§ **Task statement**
Read through the data, and wherever a line holds the word "heading", write that line out.

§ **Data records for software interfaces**
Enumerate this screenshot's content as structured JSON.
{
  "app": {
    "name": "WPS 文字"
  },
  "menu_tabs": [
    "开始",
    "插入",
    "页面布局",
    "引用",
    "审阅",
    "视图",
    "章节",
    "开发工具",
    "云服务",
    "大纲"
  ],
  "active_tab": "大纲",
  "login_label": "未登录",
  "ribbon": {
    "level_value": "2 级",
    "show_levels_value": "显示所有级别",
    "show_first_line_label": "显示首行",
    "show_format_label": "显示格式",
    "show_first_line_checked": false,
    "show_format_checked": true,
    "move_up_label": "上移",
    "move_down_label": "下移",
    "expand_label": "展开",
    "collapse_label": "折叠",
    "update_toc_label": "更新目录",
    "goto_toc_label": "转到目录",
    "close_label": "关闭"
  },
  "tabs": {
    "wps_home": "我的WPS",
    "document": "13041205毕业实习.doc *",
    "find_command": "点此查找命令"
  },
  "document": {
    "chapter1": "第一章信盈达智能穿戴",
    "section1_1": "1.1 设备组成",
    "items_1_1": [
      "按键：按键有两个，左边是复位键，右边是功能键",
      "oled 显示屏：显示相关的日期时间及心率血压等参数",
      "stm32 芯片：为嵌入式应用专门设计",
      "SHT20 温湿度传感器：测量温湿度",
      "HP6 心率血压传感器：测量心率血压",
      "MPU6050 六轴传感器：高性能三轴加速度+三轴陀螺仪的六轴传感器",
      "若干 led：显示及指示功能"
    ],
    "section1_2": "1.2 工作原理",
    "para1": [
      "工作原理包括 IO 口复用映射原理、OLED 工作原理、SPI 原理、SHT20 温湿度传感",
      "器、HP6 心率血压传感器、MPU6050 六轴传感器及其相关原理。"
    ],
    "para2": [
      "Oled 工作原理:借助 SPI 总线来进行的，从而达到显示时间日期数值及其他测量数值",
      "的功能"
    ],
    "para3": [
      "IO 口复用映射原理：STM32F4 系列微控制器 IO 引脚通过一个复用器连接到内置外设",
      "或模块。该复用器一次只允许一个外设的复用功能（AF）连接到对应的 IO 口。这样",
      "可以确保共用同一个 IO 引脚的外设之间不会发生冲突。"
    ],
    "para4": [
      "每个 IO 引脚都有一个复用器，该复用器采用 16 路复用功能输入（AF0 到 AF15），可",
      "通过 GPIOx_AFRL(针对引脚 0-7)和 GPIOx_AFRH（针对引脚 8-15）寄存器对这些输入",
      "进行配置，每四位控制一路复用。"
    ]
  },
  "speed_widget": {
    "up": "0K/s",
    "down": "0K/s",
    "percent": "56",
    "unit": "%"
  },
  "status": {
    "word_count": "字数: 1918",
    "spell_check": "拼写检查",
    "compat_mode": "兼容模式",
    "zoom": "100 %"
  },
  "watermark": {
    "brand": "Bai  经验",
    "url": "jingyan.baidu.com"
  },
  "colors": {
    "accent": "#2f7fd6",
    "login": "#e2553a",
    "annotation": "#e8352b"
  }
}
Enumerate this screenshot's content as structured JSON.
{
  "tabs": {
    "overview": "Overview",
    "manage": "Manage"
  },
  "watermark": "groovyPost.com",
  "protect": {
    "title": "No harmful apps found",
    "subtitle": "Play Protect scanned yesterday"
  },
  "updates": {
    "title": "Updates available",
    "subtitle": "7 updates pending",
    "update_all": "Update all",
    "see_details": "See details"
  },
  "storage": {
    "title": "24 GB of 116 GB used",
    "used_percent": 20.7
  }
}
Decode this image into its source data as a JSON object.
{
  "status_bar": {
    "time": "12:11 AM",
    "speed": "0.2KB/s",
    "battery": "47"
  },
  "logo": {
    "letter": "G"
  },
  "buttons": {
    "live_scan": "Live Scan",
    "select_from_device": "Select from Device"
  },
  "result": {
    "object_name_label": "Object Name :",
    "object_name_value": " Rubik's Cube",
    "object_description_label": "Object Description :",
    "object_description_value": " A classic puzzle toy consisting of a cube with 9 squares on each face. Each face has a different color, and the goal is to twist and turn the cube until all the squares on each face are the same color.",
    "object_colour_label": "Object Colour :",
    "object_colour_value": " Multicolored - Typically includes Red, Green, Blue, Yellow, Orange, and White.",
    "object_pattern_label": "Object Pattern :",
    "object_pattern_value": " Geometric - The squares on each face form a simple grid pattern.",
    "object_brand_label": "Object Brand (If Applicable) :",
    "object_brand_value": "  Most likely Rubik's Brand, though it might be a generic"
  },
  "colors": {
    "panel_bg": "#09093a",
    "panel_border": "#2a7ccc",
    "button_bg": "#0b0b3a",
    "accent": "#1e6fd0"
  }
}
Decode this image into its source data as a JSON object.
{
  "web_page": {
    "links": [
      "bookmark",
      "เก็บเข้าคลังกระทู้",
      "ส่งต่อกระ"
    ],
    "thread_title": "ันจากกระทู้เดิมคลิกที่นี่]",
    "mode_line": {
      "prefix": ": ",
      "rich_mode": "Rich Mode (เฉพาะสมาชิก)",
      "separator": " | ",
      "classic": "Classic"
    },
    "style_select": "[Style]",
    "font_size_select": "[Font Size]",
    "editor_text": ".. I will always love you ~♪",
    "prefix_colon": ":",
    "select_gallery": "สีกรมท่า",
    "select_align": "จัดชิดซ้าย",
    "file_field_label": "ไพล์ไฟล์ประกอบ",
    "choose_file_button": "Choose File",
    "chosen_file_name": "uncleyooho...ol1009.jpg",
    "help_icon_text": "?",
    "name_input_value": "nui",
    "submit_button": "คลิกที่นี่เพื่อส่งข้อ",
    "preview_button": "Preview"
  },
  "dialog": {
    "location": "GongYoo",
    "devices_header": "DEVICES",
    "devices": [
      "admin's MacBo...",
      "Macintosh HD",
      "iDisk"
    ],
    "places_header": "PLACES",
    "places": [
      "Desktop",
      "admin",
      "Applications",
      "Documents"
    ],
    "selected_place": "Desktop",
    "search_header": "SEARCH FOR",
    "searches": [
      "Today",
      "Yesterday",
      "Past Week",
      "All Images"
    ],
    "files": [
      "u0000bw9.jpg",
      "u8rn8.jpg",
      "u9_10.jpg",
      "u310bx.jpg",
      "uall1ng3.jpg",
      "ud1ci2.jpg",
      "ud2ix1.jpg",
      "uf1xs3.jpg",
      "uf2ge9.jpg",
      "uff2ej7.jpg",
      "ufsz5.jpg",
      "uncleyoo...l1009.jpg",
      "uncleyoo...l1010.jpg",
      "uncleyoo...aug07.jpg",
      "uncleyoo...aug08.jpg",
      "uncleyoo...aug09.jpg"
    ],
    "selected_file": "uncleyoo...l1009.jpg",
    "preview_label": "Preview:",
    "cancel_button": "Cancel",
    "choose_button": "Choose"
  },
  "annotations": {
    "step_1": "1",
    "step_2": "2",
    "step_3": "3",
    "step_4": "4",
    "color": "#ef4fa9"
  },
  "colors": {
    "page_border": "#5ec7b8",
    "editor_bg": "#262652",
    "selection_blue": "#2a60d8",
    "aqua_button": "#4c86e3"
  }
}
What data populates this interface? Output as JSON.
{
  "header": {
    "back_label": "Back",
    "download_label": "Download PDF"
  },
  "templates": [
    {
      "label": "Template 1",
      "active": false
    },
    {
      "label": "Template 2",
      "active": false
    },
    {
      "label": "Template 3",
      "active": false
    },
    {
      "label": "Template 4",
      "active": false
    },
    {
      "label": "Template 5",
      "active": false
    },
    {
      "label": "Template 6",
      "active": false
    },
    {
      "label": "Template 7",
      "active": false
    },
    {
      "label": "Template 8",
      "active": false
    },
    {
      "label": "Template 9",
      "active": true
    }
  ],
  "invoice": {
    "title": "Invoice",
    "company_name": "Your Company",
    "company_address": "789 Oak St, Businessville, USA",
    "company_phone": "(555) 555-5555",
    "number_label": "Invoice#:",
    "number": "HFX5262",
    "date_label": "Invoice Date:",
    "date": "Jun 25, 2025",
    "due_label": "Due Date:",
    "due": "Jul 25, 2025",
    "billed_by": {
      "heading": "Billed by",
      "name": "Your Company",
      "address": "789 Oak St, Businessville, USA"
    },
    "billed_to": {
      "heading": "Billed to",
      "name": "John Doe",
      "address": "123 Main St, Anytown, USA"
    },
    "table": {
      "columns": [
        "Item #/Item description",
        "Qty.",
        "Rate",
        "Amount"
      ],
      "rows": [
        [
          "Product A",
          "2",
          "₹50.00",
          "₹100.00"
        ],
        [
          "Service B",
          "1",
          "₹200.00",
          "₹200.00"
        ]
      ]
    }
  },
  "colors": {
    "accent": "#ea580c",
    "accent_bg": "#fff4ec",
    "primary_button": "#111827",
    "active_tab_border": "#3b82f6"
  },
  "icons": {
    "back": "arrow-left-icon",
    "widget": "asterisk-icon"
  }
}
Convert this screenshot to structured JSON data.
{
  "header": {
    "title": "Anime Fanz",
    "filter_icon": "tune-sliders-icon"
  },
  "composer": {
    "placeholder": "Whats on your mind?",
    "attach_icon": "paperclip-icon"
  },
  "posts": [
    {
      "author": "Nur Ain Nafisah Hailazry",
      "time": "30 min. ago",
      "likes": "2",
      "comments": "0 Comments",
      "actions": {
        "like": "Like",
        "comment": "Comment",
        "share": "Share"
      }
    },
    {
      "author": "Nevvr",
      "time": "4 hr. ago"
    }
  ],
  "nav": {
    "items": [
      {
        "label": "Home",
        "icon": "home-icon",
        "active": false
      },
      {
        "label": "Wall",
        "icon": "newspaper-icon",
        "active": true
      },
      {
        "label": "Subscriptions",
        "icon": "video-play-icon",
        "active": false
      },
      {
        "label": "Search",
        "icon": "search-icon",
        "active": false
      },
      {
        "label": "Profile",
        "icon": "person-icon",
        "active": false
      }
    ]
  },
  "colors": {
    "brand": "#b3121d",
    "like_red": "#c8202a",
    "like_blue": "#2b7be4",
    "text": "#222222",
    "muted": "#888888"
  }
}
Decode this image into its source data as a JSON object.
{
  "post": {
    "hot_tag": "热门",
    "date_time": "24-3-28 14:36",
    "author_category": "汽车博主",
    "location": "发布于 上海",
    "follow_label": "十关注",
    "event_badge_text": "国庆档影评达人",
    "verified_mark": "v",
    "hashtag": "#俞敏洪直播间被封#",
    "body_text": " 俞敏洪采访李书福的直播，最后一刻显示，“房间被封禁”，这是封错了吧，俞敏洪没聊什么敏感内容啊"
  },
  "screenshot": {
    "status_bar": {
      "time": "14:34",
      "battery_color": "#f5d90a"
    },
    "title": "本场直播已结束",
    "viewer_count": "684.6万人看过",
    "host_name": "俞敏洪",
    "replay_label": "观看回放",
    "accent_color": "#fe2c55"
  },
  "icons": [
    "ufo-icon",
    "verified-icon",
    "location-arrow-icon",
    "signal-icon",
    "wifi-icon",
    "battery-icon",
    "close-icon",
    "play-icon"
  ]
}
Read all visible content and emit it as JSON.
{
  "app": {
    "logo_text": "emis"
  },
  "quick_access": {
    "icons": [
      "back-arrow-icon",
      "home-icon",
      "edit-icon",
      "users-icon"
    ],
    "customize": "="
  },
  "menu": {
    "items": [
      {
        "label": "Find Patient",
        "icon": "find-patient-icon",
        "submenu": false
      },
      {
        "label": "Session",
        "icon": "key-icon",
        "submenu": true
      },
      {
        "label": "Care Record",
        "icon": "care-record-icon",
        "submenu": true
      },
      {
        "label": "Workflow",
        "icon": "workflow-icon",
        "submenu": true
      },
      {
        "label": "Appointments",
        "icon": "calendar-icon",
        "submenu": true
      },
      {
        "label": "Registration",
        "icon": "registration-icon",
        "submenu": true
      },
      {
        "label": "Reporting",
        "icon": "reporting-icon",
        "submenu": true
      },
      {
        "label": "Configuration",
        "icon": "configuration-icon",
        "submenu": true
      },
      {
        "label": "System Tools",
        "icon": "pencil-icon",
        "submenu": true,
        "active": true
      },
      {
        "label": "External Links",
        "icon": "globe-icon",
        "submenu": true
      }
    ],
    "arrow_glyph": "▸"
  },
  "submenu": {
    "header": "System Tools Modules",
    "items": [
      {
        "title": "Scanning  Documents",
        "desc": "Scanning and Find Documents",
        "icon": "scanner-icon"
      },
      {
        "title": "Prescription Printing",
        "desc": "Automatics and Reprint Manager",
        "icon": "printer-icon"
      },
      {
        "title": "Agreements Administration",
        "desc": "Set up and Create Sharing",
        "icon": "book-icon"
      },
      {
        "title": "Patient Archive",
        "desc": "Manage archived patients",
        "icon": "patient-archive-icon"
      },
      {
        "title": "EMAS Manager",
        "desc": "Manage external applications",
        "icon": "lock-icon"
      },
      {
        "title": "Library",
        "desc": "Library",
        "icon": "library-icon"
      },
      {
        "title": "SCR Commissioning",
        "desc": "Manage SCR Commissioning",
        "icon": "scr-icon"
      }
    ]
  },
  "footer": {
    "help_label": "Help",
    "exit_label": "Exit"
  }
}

§ **Result of this task**
      "heading": "Billed by",
      "heading": "Billed to",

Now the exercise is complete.